Dealing with adult separation anxiety
Most grow out of it, but not all. Classic movie examples might include “Casablanca” where Ilsa (Ingrid Bergman) clings to Rick (Humphrey Bogart) shortly before they part forever and even the frighteningly bizarre Hollywood thriller “Psycho” where Norman Bates (Anthony Perkins) sleeps next to his mother long after she has died.
But, adult separation anxiety can persist from childhood into adulthood or even begin in adulthood. According to an article in the January 7, 2007, issue of the Harvard Mental Health Letter, one national survey found that 2 percent of the American adult population had suffered from separation anxiety in the previous year. The survey’s researchers estimated that in a third of these cases, childhood separation anxiety persisted into adulthood, while others had late onset, appearing first in late teens or early 20s and often much later adulthood.
An earlier study (part of a national comorbidity study) conducted by professor of psychiatry at Columbia University, Katherine Shear, M.D., and published in “Psychiatric News” 2005 found that approximately 7 percent of adult Americans had suffered from separation anxiety at least once in their lives, an even greater prevalence rate than that of childhood separation anxiety disorder, which is estimated by the statistics published by the Office of the Surgeon General to be 4 percent.
Adolescents and adults with separation anxiety may worry about leaving someone close or going away on a trip. They may be anxious when unable to speak regularly to someone on the telephone with whom they feel close. They may feel extremely anxious about events that might separate them from people close to them, have nightmares about being away from home, find it difficult to sleep alone and develop other psychological and physical symptoms that overlap with other mood and anxiety disorders, especially panic disorder. By and large, symptoms mirror those found in childhood separation anxiety disorder disclosed in the first article of this series.
Traumatic or complicated grief may also be related to separation anxiety. Symptoms may include obsessive yearning after the person no longer with you, imagining of feeling his or her presence, ruminating about the events surrounding the loss and blaming oneself or others for the loss. A person who has always been anxious about parting is at increased risk for traumatic or complicated grief. Best treatment practices

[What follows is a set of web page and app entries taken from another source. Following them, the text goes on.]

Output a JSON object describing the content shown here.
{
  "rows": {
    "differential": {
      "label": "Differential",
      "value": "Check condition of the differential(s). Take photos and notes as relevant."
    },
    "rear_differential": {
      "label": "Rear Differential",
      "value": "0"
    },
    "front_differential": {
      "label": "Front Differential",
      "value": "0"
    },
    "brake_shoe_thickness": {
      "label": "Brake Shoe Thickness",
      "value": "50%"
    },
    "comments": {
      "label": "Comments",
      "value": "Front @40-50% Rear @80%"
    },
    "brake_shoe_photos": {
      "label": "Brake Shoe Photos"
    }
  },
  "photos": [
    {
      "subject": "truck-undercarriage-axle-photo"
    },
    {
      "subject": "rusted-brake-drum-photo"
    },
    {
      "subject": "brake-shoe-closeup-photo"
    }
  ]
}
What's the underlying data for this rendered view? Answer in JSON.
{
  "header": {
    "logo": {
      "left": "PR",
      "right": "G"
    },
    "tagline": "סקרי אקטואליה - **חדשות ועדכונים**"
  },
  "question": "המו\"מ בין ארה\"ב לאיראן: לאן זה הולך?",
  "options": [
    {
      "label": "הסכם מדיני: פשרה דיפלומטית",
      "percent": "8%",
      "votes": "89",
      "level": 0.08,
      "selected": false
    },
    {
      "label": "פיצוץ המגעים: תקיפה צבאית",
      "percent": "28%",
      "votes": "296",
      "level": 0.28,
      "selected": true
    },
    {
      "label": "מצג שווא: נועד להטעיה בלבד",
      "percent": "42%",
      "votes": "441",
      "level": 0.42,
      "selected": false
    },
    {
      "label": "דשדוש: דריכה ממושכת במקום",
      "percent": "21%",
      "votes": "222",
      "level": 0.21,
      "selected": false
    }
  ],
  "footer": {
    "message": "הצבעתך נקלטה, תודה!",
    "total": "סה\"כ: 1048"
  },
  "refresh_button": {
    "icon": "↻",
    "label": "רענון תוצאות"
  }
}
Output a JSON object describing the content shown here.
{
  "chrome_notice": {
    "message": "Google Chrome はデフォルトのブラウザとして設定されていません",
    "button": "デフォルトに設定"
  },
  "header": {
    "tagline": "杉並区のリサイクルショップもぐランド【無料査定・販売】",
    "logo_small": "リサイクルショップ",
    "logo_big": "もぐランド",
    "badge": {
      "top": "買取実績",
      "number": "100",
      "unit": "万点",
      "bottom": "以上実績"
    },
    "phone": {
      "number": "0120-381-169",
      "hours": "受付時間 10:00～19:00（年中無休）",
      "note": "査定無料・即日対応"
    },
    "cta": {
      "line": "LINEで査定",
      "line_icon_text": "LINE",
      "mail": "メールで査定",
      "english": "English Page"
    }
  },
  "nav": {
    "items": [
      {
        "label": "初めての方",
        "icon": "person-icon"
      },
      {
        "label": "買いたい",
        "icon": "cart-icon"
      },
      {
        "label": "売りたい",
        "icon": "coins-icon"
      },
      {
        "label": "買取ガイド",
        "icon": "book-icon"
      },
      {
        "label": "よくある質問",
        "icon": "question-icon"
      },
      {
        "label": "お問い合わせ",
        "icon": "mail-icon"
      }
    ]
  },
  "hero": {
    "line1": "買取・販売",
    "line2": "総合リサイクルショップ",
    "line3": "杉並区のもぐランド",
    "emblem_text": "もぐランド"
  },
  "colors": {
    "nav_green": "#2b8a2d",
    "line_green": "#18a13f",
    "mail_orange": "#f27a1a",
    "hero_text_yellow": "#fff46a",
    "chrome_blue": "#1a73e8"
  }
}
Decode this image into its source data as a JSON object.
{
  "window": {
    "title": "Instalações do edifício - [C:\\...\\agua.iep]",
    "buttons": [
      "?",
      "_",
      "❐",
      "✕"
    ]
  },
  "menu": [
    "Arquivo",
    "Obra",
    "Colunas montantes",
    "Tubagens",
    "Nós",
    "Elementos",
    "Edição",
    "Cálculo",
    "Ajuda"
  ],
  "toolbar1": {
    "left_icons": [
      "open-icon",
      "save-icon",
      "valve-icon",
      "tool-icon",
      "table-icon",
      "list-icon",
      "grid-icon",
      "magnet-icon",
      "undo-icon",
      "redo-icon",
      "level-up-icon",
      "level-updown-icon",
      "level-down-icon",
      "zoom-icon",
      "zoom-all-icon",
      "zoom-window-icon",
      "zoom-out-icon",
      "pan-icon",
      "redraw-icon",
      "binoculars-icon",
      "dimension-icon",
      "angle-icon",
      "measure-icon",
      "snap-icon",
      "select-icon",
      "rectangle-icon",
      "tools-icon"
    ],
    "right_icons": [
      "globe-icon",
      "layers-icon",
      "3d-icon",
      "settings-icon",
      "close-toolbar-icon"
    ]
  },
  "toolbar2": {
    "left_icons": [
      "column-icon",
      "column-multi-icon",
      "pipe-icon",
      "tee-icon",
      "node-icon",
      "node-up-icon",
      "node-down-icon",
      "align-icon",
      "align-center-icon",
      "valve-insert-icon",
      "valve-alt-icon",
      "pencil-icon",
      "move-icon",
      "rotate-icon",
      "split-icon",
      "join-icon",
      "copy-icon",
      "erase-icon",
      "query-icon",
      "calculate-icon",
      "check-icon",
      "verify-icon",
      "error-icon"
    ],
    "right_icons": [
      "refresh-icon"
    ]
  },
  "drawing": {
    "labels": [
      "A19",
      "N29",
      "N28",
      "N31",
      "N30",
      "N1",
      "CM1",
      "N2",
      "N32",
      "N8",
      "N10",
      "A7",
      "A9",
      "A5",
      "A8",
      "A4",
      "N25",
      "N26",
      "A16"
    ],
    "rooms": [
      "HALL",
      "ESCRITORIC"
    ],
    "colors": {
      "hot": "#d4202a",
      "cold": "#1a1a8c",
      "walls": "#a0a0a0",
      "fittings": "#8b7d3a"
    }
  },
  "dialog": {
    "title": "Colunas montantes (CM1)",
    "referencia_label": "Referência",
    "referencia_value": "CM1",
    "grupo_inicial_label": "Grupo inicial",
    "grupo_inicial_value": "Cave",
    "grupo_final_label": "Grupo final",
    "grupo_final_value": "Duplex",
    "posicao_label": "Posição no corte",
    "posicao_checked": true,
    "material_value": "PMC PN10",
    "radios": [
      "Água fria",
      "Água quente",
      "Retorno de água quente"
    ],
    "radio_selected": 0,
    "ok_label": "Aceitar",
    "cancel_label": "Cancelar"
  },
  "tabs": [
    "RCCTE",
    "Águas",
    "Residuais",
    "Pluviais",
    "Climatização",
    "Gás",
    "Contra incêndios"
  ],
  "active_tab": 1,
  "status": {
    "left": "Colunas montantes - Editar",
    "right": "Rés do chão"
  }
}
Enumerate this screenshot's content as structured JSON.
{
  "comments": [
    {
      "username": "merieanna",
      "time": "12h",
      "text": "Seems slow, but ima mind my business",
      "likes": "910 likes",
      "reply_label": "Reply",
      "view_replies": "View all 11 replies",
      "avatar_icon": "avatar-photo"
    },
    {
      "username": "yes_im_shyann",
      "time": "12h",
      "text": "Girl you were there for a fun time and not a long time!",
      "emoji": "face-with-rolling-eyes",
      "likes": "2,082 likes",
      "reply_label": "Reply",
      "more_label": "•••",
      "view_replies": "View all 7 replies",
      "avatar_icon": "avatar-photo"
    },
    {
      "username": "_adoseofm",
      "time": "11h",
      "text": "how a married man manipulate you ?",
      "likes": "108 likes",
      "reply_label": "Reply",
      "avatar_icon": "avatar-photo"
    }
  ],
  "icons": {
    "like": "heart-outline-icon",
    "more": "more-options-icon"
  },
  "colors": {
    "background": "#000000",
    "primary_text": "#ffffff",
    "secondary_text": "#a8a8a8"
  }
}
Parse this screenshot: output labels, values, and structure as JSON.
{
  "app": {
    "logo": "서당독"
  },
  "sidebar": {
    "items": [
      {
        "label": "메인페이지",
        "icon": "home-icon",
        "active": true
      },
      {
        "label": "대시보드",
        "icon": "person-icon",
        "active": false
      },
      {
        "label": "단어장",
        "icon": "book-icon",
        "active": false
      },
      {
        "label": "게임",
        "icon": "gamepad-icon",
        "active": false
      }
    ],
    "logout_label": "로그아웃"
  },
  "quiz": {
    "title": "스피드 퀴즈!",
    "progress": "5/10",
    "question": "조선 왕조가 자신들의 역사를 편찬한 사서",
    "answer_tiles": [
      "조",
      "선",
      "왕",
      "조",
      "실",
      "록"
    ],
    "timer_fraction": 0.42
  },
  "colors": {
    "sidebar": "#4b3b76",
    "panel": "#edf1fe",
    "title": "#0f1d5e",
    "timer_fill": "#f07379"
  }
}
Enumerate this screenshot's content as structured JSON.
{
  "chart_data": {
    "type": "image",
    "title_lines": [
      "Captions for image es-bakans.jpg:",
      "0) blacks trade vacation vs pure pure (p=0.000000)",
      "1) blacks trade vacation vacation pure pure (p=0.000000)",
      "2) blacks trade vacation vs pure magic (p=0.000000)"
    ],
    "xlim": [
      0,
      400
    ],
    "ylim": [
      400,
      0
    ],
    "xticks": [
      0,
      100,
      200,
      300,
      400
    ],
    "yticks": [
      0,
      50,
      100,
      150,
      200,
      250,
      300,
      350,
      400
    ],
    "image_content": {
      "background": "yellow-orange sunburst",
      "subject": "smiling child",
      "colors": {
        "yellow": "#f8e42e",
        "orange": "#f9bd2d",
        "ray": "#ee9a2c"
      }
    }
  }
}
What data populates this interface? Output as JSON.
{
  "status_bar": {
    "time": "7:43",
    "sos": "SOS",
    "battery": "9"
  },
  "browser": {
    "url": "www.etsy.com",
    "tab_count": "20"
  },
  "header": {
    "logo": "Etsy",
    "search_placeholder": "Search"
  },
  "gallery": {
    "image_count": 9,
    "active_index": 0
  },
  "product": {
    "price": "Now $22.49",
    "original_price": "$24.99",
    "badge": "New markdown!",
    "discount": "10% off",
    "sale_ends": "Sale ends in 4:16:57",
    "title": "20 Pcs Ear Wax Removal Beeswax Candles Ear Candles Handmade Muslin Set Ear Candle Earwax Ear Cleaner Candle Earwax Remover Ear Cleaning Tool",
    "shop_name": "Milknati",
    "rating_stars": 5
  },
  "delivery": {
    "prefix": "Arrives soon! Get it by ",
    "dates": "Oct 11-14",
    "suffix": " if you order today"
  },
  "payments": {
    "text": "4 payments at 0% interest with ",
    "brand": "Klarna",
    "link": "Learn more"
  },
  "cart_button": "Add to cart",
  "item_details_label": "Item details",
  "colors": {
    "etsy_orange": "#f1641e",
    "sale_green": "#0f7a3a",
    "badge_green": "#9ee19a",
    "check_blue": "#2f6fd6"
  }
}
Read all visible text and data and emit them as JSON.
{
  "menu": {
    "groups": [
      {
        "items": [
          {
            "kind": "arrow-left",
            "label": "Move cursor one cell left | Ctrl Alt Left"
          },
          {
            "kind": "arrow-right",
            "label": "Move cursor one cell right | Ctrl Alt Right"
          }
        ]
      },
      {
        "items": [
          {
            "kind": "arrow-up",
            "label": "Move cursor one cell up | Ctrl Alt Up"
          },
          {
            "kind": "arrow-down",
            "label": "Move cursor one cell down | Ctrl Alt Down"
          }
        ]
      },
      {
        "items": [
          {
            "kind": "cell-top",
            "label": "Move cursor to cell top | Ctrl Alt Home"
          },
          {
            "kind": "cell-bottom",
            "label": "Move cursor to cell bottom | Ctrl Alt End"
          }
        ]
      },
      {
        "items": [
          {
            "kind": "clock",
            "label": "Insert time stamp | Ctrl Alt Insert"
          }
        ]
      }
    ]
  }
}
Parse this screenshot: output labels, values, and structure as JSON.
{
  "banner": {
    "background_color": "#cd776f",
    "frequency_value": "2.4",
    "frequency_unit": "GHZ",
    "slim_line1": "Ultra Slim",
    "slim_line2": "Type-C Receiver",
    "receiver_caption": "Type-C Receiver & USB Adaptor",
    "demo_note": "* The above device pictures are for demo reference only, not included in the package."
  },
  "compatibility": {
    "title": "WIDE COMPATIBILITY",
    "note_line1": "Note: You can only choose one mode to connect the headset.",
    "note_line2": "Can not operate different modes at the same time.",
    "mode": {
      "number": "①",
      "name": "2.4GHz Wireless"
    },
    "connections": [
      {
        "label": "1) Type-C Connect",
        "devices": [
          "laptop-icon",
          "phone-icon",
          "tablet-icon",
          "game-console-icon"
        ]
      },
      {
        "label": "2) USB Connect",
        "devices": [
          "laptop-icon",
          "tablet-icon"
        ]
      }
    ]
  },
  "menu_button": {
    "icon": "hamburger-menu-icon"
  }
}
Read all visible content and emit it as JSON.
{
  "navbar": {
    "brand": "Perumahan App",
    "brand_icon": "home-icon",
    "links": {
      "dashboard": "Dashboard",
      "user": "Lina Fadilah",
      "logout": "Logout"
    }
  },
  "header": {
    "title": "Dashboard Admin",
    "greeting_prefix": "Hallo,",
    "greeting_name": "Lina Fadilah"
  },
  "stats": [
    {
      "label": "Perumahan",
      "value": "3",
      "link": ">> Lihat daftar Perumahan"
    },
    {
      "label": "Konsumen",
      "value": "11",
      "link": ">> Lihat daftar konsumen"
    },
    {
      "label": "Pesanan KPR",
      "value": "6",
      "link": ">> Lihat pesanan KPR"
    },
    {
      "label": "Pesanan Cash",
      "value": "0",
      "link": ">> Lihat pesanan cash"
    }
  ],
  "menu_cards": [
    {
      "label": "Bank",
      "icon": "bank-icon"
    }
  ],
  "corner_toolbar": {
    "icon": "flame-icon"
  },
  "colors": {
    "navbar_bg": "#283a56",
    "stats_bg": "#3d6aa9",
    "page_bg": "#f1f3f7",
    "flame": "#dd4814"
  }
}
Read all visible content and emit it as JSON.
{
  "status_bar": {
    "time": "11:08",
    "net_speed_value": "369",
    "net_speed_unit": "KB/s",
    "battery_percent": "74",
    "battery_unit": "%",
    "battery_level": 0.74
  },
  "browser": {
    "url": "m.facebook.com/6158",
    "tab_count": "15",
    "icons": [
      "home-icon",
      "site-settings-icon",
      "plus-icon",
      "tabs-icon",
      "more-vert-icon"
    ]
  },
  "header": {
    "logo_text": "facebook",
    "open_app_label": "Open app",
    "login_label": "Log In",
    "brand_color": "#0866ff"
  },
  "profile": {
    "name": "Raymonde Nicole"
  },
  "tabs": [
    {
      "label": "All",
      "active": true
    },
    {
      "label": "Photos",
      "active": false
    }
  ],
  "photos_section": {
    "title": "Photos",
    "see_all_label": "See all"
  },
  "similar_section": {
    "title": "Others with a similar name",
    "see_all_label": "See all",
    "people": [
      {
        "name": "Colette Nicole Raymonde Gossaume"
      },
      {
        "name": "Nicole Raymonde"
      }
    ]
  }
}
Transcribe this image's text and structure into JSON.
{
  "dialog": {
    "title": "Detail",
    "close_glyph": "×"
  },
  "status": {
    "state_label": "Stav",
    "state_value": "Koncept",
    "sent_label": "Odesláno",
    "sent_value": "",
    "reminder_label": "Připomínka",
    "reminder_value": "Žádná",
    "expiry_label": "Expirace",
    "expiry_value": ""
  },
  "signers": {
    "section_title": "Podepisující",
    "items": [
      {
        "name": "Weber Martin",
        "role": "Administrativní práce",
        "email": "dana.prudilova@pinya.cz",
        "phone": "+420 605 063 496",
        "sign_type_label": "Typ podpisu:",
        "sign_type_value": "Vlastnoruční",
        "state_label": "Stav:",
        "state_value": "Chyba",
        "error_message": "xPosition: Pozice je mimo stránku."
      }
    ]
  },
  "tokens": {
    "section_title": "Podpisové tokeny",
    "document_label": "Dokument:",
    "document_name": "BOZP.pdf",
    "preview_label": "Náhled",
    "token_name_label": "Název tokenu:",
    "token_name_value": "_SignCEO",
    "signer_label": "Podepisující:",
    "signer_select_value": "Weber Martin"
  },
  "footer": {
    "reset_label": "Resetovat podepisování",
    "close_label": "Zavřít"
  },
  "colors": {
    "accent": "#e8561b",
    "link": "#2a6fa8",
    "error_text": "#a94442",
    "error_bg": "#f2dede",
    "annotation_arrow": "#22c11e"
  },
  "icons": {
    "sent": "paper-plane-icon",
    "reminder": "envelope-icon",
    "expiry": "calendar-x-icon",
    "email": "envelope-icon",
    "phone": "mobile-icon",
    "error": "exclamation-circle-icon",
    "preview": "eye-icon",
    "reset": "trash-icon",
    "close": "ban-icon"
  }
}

The most widely used treatments for separation anxiety disorder are behavioral and cognitive therapies. Exposure therapy gradually accommodates the adult or child to increased distance from significant others or parents. Cognitive therapy teaches both how to identify and then how to resist unrealistic fears by restructuring them into a more assertive and adaptive framework. Relaxation training helps with physical symptoms and, finally, contingency management — rewards, praise and occasionally loss of privileges — sometimes proves effective (for adults as well as children).
Parents and/or significant others can be educated about the problem and trained in how to facilitate a loved one’s recovery from overwhelming fears. If family troubles are one source of the anxiety or serve unwittingly to reinforce fears or the adult or child is emulating an anxious significant other or parent, joint family therapy may be helpful. Studies have found that individual and group cognitive behavioral therapies are effective as is added family involvement.
No drugs are approved for separation anxiety in children. Selective serotonin reuptake inhibitors (Prozac and its cousins), the standard drug treatment for adult anxiety disorder, may be helpful, but little is known about the longterm risks and benefits in children. Physicians may be reluctant to prescribe antidepressant or anti-anxiety medication for children because of concerns about the potential for increased suicidal ideation and behavior.
Pharmacological therapies should be considered for use in an adjunct manner when the level of functional impairment is severe. For a child with severe separation anxiety and/or depression, conservative and closely monitored use of a prescribed medication by a licensed medical professional may be helpful.